There are obvious reasons for this. Siblings usually begin playing together when they are kids, they form a bond, write some classic songs, someone gets a drug addiction and more often than not there is a pretty dark ending.

But these recent studies make it clear as day why it is so common that in so many cases, playing music with a sibling just seems to work.

Guitarist Sibling Chemistry

AC/DC was built on the foundations of Angus and Malcolm’s weaving guitars. It worked like magic. Angus was the thunder and Malcolm was the rock. How many classics are there that AC/DC wrote that featured both a hook in the rhythm guitar and the lead?

Angus would shred super-high speed pentatonic (\m/) scales over Malcolm’s unwavering, blistering chords.

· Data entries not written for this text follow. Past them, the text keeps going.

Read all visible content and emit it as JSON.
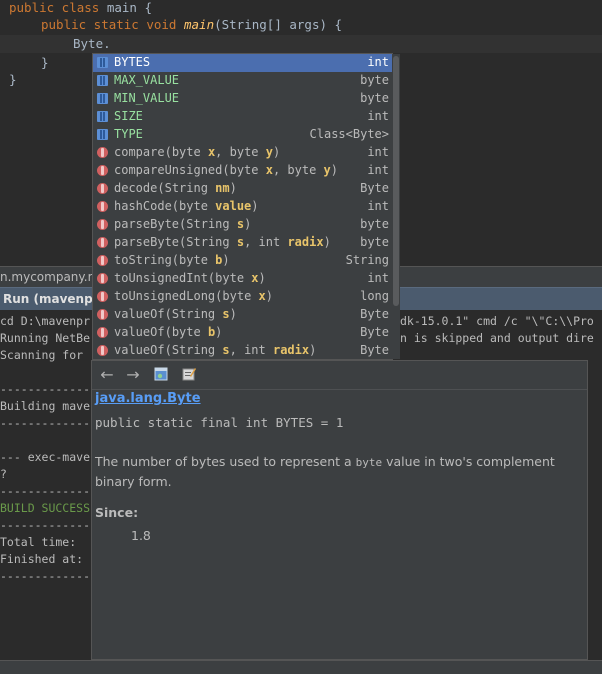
{
  "editor": {
    "lines": [
      {
        "kw": "public class",
        "rest": " main {"
      },
      {
        "kw": "public static void",
        "fn": "main",
        "rest": "(String[] args) {"
      },
      {
        "text": "Byte."
      },
      {
        "text": "}"
      },
      {
        "text": "}"
      }
    ]
  },
  "completion": {
    "items": [
      {
        "name": "BYTES",
        "type": "int",
        "kind": "field-icon",
        "selected": true
      },
      {
        "name": "MAX_VALUE",
        "type": "byte",
        "kind": "field-icon"
      },
      {
        "name": "MIN_VALUE",
        "type": "byte",
        "kind": "field-icon"
      },
      {
        "name": "SIZE",
        "type": "int",
        "kind": "field-icon"
      },
      {
        "name": "TYPE",
        "type": "Class<Byte>",
        "kind": "field-icon"
      },
      {
        "name": "compare",
        "params": [
          [
            "byte ",
            "x"
          ],
          [
            "byte ",
            "y"
          ]
        ],
        "type": "int",
        "kind": "method-icon"
      },
      {
        "name": "compareUnsigned",
        "params": [
          [
            "byte ",
            "x"
          ],
          [
            "byte ",
            "y"
          ]
        ],
        "type": "int",
        "kind": "method-icon"
      },
      {
        "name": "decode",
        "params": [
          [
            "String ",
            "nm"
          ]
        ],
        "type": "Byte",
        "kind": "method-icon"
      },
      {
        "name": "hashCode",
        "params": [
          [
            "byte ",
            "value"
          ]
        ],
        "type": "int",
        "kind": "method-icon"
      },
      {
        "name": "parseByte",
        "params": [
          [
            "String ",
            "s"
          ]
        ],
        "type": "byte",
        "kind": "method-icon"
      },
      {
        "name": "parseByte",
        "params": [
          [
            "String ",
            "s"
          ],
          [
            "int ",
            "radix"
          ]
        ],
        "type": "byte",
        "kind": "method-icon"
      },
      {
        "name": "toString",
        "params": [
          [
            "byte ",
            "b"
          ]
        ],
        "type": "String",
        "kind": "method-icon"
      },
      {
        "name": "toUnsignedInt",
        "params": [
          [
            "byte ",
            "x"
          ]
        ],
        "type": "int",
        "kind": "method-icon"
      },
      {
        "name": "toUnsignedLong",
        "params": [
          [
            "byte ",
            "x"
          ]
        ],
        "type": "long",
        "kind": "method-icon"
      },
      {
        "name": "valueOf",
        "params": [
          [
            "String ",
            "s"
          ]
        ],
        "type": "Byte",
        "kind": "method-icon"
      },
      {
        "name": "valueOf",
        "params": [
          [
            "byte ",
            "b"
          ]
        ],
        "type": "Byte",
        "kind": "method-icon"
      },
      {
        "name": "valueOf",
        "params": [
          [
            "String ",
            "s"
          ],
          [
            "int ",
            "radix"
          ]
        ],
        "type": "Byte",
        "kind": "method-icon"
      }
    ]
  },
  "filebar": {
    "label": "n.mycompany.ma"
  },
  "run": {
    "title": "Run (mavenpr"
  },
  "output": {
    "lines": [
      {
        "left": "cd D:\\mavenpr",
        "right": "dk-15.0.1\" cmd /c \"\\\"C:\\\\Pro"
      },
      {
        "left": "Running NetBe",
        "right": "n is skipped and output dire"
      },
      {
        "left": "Scanning for",
        "right": ""
      },
      {
        "left": "",
        "right": ""
      },
      {
        "left": "-------------",
        "right": ""
      },
      {
        "left": "Building mave",
        "right": ""
      },
      {
        "left": "-------------",
        "right": ""
      },
      {
        "left": "",
        "right": ""
      },
      {
        "left": "--- exec-mave",
        "right": ""
      },
      {
        "left": "?",
        "right": ""
      },
      {
        "left": "-------------",
        "right": ""
      },
      {
        "left": "BUILD SUCCESS",
        "right": "",
        "green": true
      },
      {
        "left": "-------------",
        "right": ""
      },
      {
        "left": "Total time:",
        "right": ""
      },
      {
        "left": "Finished at:",
        "right": ""
      },
      {
        "left": "-------------",
        "right": ""
      }
    ]
  },
  "javadoc": {
    "class_link": "java.lang.Byte",
    "signature": "public static final int BYTES = 1",
    "desc_before": "The number of bytes used to represent a ",
    "desc_code": "byte",
    "desc_after": " value in two's complement binary form.",
    "since_label": "Since:",
    "since_value": "1.8",
    "toolbar": {
      "back": "←",
      "forward": "→"
    }
  },
  "colors": {
    "selection": "#4b6eaf",
    "keyword": "#cc7832",
    "method": "#ffc66d",
    "link": "#589df6",
    "field_name": "#98e0a0",
    "param_name": "#e8c46a",
    "success": "#6a9a4a"
  }
}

Slash once said that AC/DC did more with three chords than other band, and the man was right. They were a powerhouse, playing in sync with each other as they created some of the most timeless riffs ever. To be in the room with them while they played, the energy that their mind games would have created would have been almost tangible.

On the other end of the spectrum bands like the Jesus and Mary Chain inverted the paradigm built by AC/DC, and carried on by musicians like Slash.

Pitchfork once heralded them as the “Foremost technological and scientific innovators of the modern rock era” – a pretty big call – but nonetheless, Jim and William Reid did prove that you don’t need to know sheet music in order to create music with impact. In fact, quite the opposite.

The brothers had this incredible ability to create a whole bunch of noise that was completely coherent pop music. Aside from the fact that they were both killer pop songwriters, the two had this weird sort of distorted, yet harmonic connection.

Unfortunately this was in the mid-late 80s so there isn’t a whole lot of footage documenting their live shows, but listening to Psychocandy today you can hear the harmony between the two. Jim Reid’s vibrantly monotonous vocals seems to almost emanate the mangled, nonsensical guitar work of his brother William, feeding off each other to create a wonderful wall of noisy pop music.

They are the prime example of brothers in perfect unison, they dressed the same, the wore their hair the same, they played the same guitars and their music was in perfect sync.

These kinds of combinations can’t be a mere coincidence, or the product of mere time spent together from childhood. Think of the guitar work Beach Boys, of the Allman Brothers, of Kim and Kelley Deal, of Colin and Johnny Greenwood, of Oasis. There is something deeper, more scientific going on.

These people understand each other in a way that they could with no other. Perhaps this why more often than not these relationships disintegrate into oblivion: these musicians have such deep intuition and social chemistry that the depth of their creative synchronisation becomes a barrier for their emotional relationship.

Or you know, they took too many drugs together, however you want to look at it.

If you want some deeper insight into how musician’s brains work, check this incredible study that the University of Helsinki did:

While you’re here, check out our list of the 9 most famous guitars in the world.